…squirrels don’t just bury an acorn and come back in winter. They bury the seed, dig it up shortly afterward, rebury it elsewhere, dig it up again. “We’ve seen seeds that were recached as many as five times,” said Dr. Steele. The squirrels recache to deter theft, lest another squirrel spied the burial the first X times. Reporting in the journal Animal Behaviour, the Steele team showed that when squirrels are certain that they are being watched, they will actively seek to deceive the would-be thieves. They’ll dig a hole, pretend to push an acorn in, and then cover it over, all the while keeping the prized seed hidden in their mouth. “Deceptive caching involves some pretty serious decision making,” Dr. Steele said. “It meets the criteria of tactical deception, which previously was thought to only occur in primates.”

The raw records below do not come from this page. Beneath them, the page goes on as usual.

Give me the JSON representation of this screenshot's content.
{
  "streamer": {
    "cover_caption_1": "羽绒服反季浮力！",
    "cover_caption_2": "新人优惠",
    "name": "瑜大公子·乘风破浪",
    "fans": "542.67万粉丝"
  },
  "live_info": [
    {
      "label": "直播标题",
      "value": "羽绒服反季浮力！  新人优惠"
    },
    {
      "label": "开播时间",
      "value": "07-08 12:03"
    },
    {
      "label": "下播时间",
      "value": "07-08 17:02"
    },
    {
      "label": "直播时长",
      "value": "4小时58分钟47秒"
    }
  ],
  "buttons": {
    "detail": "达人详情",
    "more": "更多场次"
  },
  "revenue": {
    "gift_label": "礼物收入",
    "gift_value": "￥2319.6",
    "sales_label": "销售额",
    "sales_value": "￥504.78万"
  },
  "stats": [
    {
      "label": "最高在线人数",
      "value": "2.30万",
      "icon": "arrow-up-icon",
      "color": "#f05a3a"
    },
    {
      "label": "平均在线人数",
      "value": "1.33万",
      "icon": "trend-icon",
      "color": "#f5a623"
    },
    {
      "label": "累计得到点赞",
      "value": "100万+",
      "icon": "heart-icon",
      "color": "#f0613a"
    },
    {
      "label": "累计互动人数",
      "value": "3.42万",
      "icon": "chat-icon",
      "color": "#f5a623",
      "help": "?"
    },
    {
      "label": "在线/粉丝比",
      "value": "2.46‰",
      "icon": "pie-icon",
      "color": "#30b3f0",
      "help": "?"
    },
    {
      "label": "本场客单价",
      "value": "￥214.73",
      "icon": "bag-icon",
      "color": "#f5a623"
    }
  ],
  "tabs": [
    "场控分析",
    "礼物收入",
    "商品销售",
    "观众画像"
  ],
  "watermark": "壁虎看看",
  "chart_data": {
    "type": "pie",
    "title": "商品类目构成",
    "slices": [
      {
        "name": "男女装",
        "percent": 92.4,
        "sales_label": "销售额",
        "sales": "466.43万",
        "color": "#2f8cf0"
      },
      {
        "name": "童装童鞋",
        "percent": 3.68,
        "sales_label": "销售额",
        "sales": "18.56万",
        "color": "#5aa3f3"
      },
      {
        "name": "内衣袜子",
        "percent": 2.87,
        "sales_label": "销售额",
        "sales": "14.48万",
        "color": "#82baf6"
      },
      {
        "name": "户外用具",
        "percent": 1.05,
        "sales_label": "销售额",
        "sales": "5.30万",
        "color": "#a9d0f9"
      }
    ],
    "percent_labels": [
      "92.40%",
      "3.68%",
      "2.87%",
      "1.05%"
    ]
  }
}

27. How-To of the Week: How to Make Sunscreen
28. Theodore Dalrymple on snobberry
I doubt whether there is anyone in a modern society who is entirely free of snobbery of some sort, straight or inverted. After all, everyone needs someone to look down on, and the psychological need is the more urgent the more meritocratic a society becomes. This is because, in a meritocracy, a person’s failure is his own, whether of ability, character or effort. In a society in which roles are ascribed at birth and are more or less unchangeable, failure to rise by one’s own achievement is nothing to be ashamed of. To remain at, or worse still to sink down to, the bottom of the pile is humiliating only where a man can go from log cabin to White House. Of course, no society is a pure meritocracy and none allows of absolutely no means of social ascent either; thus my typology is a very rough one, and is not meant to suggest that there is ever a society in which the socially subordinate are perfectly happy with their lot or are universally discontented with it. But it does help to explain why justice, of the kind according which everyone receives his deserts, might not necessarily conduce to perfect contentment. It is obviously more gratifying to ascribe one’s failure to injustice than to oneself, and so there is an inherent tendency in a meritocracy for men to perceive injustice where none has been done.
It is not altogether surprising, then, that small slights are often felt far more grievously, and burn for longer in the mind, than large or gross injustices. A burglary is more easily forgotten than a disdainful remark or gesture, especially one made in public; one might consider this foolish, but it is irreducibly so.
Carlson said Perelman had told him by telephone last week of his decision and gave no reason. But the Interfax news agency quoted Perelman as saying he believed the prize was unfair. Perelman told Interfax he considered his contribution to solving the Poincare conjecture no greater than that of Columbia University mathematician Richard Hamilton.
“To put it short, the main reason is my disagreement with the organized mathematical community,” Perelman, 43, told Interfax. “I don’t like their decisions, I consider them unjust.”
32. Another 33 Things
33. 13 Year Old Spider Boy Scales Walls Using Recycled Vacuums